The squared area marks the boundary of the visceral cavity.

Fig. 2. Visceral cavity of Eugerres mexicanus. A. Left lateral view of the visceral cavity and its boundaries. B. Left lateral view of the organs of the visceral cavity.

Fig. 3. Visceral cavity of Eugerres mexicanus. A. Transverse section at the level of the liver and spleen. B. Transverse section at the level of the ovaries.

Fig. 4. Urogenital system of Eugerres mexicanus. A. Left lateral view of the mesonephros. B. Ventral view of the mesonephros. C. Left lateral view of the gonads. D. Dorsal view of the gonads. E. Transverse section of the left ovary. F. Transverse section of the left testicle.

Fig. 5. Gas bladder of Eugerres mexicanus. A. Left lateral view. B. Ventral view. C. Dorsal view. D. Dorsal view of the left anterior lobe. E. Sagittal section of the posterior portion of the gas bladder. The arrow points to the floor of the visceral cavity.

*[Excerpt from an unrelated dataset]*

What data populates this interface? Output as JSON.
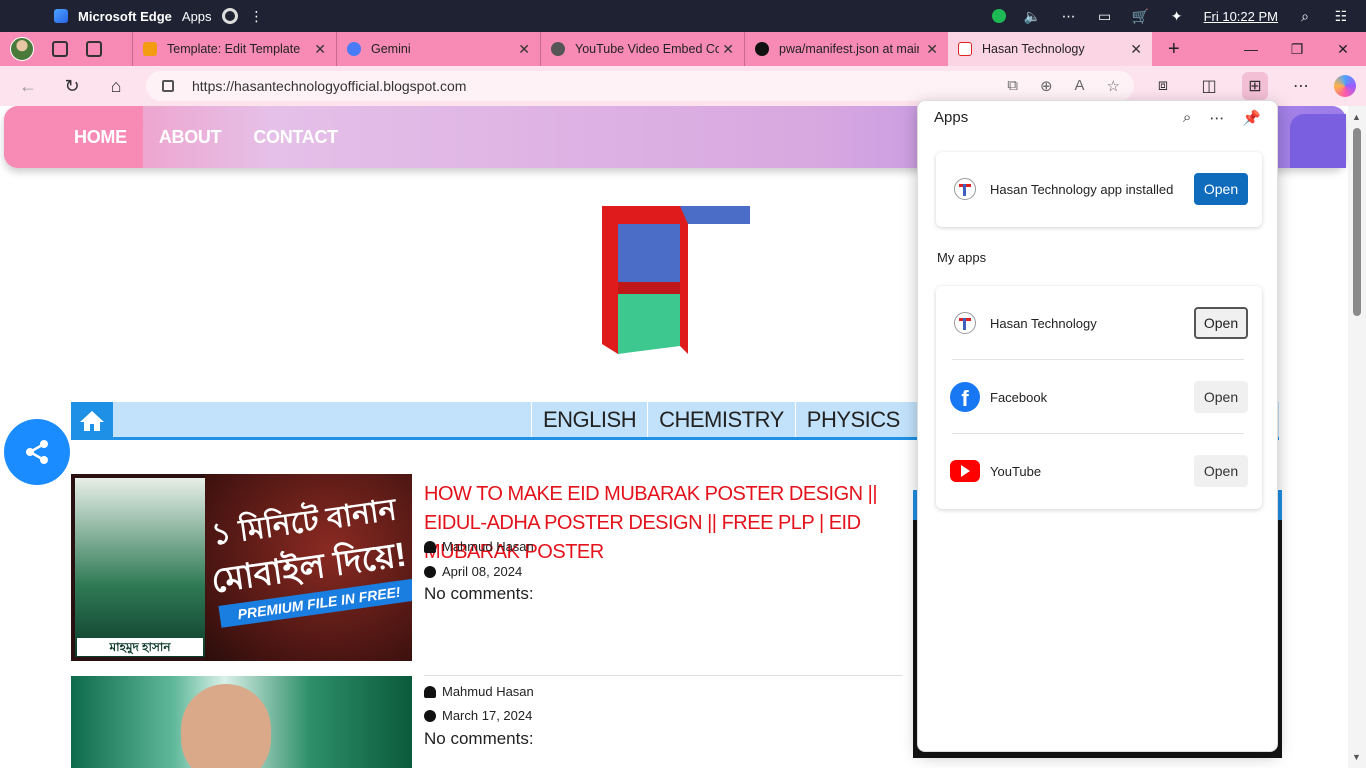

Fig. 6. Digestive tube and liver of E. mexicanus. a) Left lateral view. b) Left lateral view after removing the liver. c) Ventral view. d) Dorsal view after removing the liver.